Best Defense

Thomas E. Ricks' daily take on national security.

Should we discuss defense reform while battling ISIS, Taliban and more?

That’s the question a friend asked me the other day. Here is my answer.

Chaplin_-_Modern_Times

That’s the question a friend asked me the other day. Here is my answer:

But of course. Who wouldn’t want to discuss defense reform while a small bunch of fanatics tie Uncle Sam in knots?

That’s the question a friend asked me the other day. Here is my answer:

But of course. Who wouldn’t want to discuss defense reform while a small bunch of fanatics tie Uncle Sam in knots?
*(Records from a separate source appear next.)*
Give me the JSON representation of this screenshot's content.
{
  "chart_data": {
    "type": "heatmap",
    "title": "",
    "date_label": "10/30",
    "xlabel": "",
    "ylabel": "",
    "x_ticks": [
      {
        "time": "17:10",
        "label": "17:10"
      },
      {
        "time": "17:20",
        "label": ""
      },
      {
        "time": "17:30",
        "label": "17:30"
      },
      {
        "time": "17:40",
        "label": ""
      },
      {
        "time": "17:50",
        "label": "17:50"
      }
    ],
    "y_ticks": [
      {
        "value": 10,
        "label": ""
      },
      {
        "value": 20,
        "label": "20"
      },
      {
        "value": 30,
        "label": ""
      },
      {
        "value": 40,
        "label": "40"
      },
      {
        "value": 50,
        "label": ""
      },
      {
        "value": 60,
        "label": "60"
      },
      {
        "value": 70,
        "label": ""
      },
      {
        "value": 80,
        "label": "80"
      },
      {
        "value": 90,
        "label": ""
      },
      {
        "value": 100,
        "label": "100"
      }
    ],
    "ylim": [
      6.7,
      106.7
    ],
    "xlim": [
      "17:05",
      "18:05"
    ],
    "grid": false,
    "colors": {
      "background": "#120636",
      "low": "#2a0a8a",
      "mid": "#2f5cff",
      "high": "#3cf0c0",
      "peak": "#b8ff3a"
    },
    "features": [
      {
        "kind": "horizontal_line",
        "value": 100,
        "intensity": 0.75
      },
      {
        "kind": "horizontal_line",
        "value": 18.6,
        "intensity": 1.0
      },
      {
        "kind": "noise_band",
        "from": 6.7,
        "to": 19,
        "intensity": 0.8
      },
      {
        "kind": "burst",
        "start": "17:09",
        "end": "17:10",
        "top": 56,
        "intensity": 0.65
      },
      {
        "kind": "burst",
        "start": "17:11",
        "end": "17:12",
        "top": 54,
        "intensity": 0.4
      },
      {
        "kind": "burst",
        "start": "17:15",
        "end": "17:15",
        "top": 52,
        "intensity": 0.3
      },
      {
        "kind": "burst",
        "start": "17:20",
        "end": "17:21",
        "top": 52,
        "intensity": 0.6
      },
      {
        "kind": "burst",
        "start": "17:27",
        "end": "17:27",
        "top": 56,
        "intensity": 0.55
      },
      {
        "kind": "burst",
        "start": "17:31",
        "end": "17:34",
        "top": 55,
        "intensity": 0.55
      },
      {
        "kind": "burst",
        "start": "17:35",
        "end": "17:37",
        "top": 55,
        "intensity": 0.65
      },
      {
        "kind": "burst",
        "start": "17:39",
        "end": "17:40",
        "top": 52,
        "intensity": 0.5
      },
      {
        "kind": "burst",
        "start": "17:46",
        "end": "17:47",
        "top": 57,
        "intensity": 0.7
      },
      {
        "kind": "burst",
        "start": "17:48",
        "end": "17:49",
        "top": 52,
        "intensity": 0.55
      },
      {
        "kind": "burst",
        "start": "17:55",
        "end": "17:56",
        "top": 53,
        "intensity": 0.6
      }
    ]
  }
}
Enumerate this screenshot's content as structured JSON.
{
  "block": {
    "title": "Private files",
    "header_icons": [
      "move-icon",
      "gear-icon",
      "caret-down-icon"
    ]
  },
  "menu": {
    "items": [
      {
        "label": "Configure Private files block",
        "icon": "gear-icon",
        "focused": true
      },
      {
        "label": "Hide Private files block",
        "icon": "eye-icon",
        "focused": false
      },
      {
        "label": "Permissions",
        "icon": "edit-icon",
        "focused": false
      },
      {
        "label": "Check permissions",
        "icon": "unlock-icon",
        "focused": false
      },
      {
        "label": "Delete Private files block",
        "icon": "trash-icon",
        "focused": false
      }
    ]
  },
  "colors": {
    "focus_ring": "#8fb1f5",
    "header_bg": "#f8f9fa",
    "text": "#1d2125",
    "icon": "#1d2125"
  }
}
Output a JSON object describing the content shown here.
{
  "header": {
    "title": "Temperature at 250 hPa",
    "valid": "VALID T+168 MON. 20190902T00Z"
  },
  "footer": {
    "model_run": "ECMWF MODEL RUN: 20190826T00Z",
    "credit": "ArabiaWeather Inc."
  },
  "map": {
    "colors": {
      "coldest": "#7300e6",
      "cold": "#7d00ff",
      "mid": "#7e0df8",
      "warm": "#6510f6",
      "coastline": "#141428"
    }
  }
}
We’ve been at war for 14 years — think of that — with nothing much to show for it. The major successes against al Qaeda and its siblings have been in Spec Ops and law enforcement, and certainly not by our conventional military forces, with the exception of the Surge in Iraq in 2007. Meanwhile, the number of genuine plots to launch attacks in America that have been stopped by police work is unnerving.

Meanwhile, we have a very expensive military establishment that doesn’t seem very effective. Here I am using General McChrystal’s metric that a military is as effective as its ability to shut down its enemy.

If the U.S. military were designed from scratch today, it would not look a lot like it is. West Point would have a central computer major, with minors in civil engineering, foreign languages and cultures, and so on. The Army would be as rigorous about intellectual abilities as it is about physical fitness, and graduating in the top 10 percent from CGSC would be a mark of distinction equal to finishing Ranger School.

More broadly, our entire military would be more flexible in personnel management. It also would seriously examine whether the aircraft carrier today is like the battleship of 1939, able to project great firepower but much more vulnerable than its supporters realize. Overall, it would examine whether the Industrial Era’s projection of mass has been replaced by an era of precision, and examine its force structure in that context. It still would have a chain of command, but the perspective would be very different. The job of the senior commander would not be to collect information and then make decisions, but to push out information and monitor decisions. Our force structure of today looks a lot like the American corporation of 1950, with a bloated middle management put there to oversee an ignorant work force fresh off the farm. This is no longer the case.

A 21st century U.S. military probably would drop efficiency as its core measure — that is an industrial era concept — and replaced it with adaptivity, which is the core metric of the information age. Adaptivity, by the way, is expressly inefficient. It also, I (and more importantly, McChrystal) think, the way to win nowadays. Over the last 14 years, we have been out-adapted consistently. Yet the military, rather than move into the Information Age, is busy trying to figure out how to make its machines work faster.

Speaking of which, it also would be brutally honest about its successes and failures of the last 14 years. It would examine how policies such as rotation undercut short-term successes. It would ask whether the FOB-centric model of warfare was the way to operate.

Fundamentally, it would seek to move into the Information Age. I do not see that happening, and it worries me.

Image credit: Wikimedia Commons

Thomas E. Ricks covered the U.S. military from 1991 to 2008 for the Wall Street Journal and then the Washington Post. He can be reached at ricksblogcomment@gmail.com. Twitter: @tomricks1